That was the only time in my life that I’ll ever see a bangkero throwing a glass of orange juice because the sea splashed its salt water inside the glass. I wish I was able to take a picture of that exact moment. That was hilarious. Lucky for me my orange juice wasn’t as salty as the others.
Our hearts were all touched by those experiences, but I can never forget the solemn expressions of the people around me every time we see plastics entangled on the roots of those mangroves. I was astounded to hear that the sea urchins were indicator of pollutants, after hearing that, we finally understood its role in the environment. I also realized that despite the number of those fascinating sea sweepers they can never compete against the neglect that we humans have for our environment.
We were all given the chance to catch a glimpse of the beauty of nature, and it’s in our hands if we will play blind while our own actions destroy these precious creations little by little. It’s up to us if we do something about what we saw in that marine sanctuary. And it’s also up to us which of these two things will we choose.
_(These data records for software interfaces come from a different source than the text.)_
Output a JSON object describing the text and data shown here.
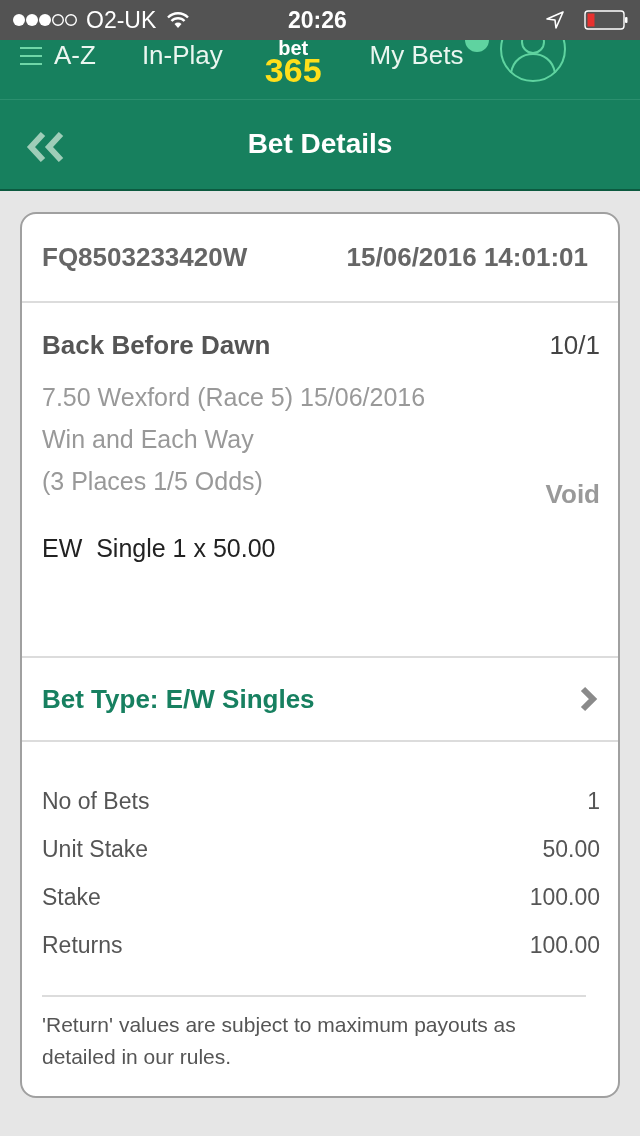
{
  "status_bar": {
    "carrier": "O2-UK",
    "time": "20:26"
  },
  "top_nav": {
    "menu_label": "A-Z",
    "links": [
      {
        "label": "In-Play",
        "selected": false
      }
    ],
    "logo": {
      "word": "bet",
      "number": "365"
    },
    "my_bets": "My Bets"
  },
  "title_bar": {
    "title": "Bet Details"
  },
  "bet": {
    "reference": "FQ8503233420W",
    "placed": "15/06/2016 14:01:01",
    "selection": {
      "name": "Back Before Dawn",
      "odds": "10/1",
      "details": [
        "7.50 Wexford (Race 5) 15/06/2016",
        "Win and Each Way",
        "(3 Places 1/5 Odds)"
      ],
      "result": "Void",
      "stake_line": "EW  Single 1 x 50.00"
    },
    "bet_type": "Bet Type: E/W Singles",
    "summary": [
      {
        "label": "No of Bets",
        "value": "1"
      },
      {
        "label": "Unit Stake",
        "value": "50.00"
      },
      {
        "label": "Stake",
        "value": "100.00"
      },
      {
        "label": "Returns",
        "value": "100.00"
      }
    ],
    "note": "'Return' values are subject to maximum payouts as detailed in our rules."
  }
}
Treasure the memories and just be contented in taking pictures of these beautiful places or… act and do what should really be done for these priceless gifts…
“Take nothing but pictures, kill nothing but time, and leave nothing but footprints”… Let’s all hope that the footprints we will be leaving are footprints of changed persons, determined to become real stewards of the earth.